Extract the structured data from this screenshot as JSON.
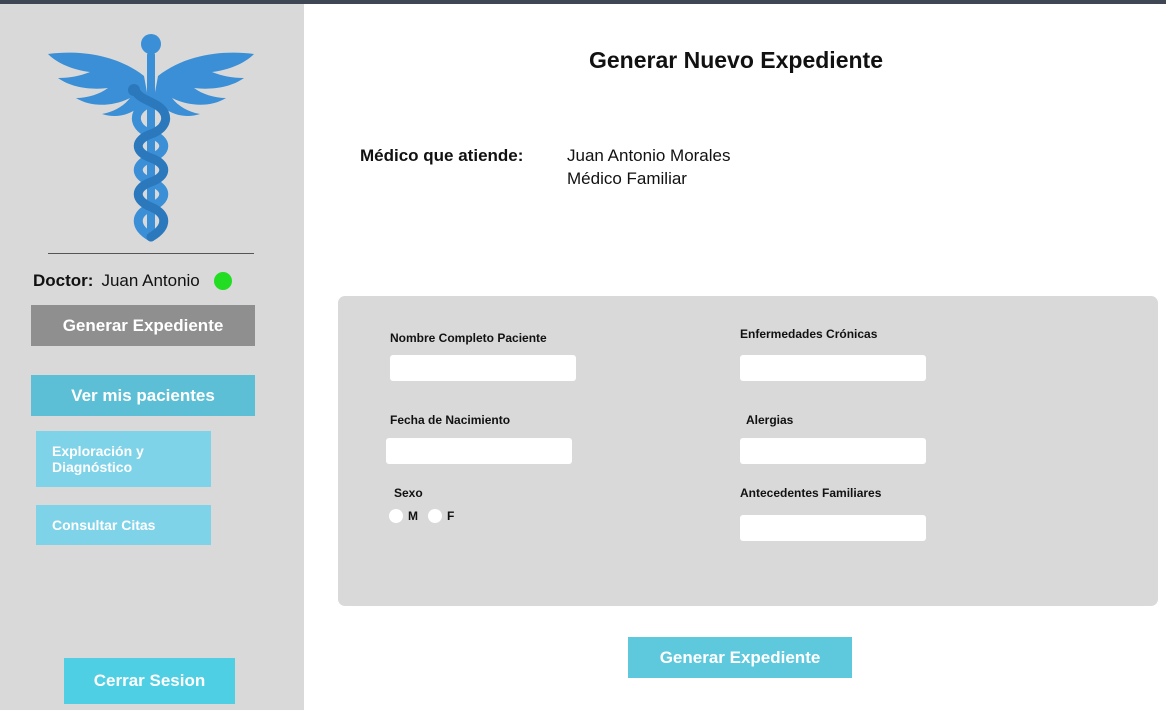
{
  "sidebar": {
    "doctor_label": "Doctor:",
    "doctor_name": "Juan Antonio",
    "status_color": "#22dd22",
    "buttons": {
      "generar": "Generar Expediente",
      "ver_pacientes": "Ver mis pacientes",
      "exploracion": "Exploración  y\nDiagnóstico",
      "consultar_citas": "Consultar Citas",
      "cerrar_sesion": "Cerrar Sesion"
    }
  },
  "main": {
    "title": "Generar Nuevo Expediente",
    "medico_label": "Médico que atiende:",
    "medico_name": "Juan Antonio Morales",
    "medico_role": "Médico Familiar",
    "form": {
      "nombre_label": "Nombre Completo Paciente",
      "fecha_label": "Fecha de Nacimiento",
      "sexo_label": "Sexo",
      "sexo_options": [
        "M",
        "F"
      ],
      "enfermedades_label": "Enfermedades Crónicas",
      "alergias_label": "Alergias",
      "antecedentes_label": "Antecedentes Familiares",
      "nombre_value": "",
      "fecha_value": "",
      "enfermedades_value": "",
      "alergias_value": "",
      "antecedentes_value": ""
    },
    "submit_label": "Generar Expediente"
  },
  "colors": {
    "sidebar_bg": "#d9d9d9",
    "primary_button": "#5cbfd6",
    "secondary_button": "#7fd3e9",
    "disabled_button": "#8f8f8f",
    "logo_blue": "#3a8fd6"
  },
  "icons": {
    "logo": "caduceus-icon",
    "status": "online-status-dot"
  }
}
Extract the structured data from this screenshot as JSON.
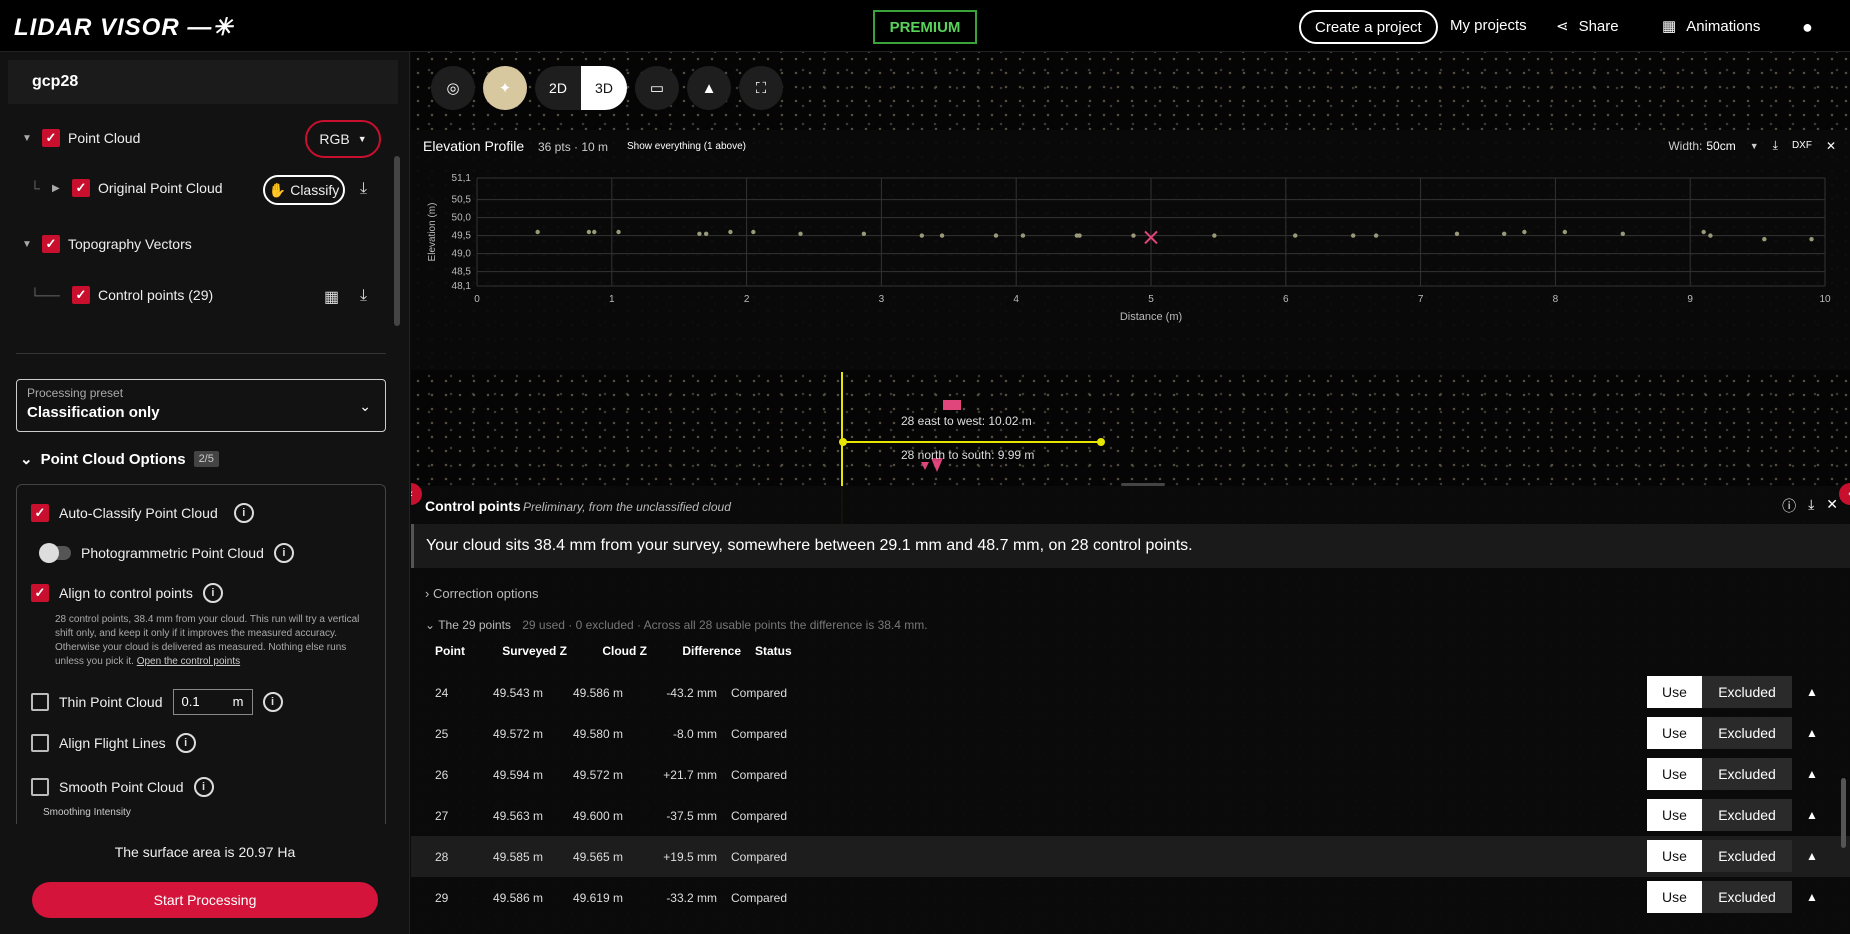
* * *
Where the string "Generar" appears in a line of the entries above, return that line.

ANSWER AREA:
      "generar": "Generar Expediente",
    "title": "Generar Nuevo Expediente",
    "submit_label": "Generar Expediente"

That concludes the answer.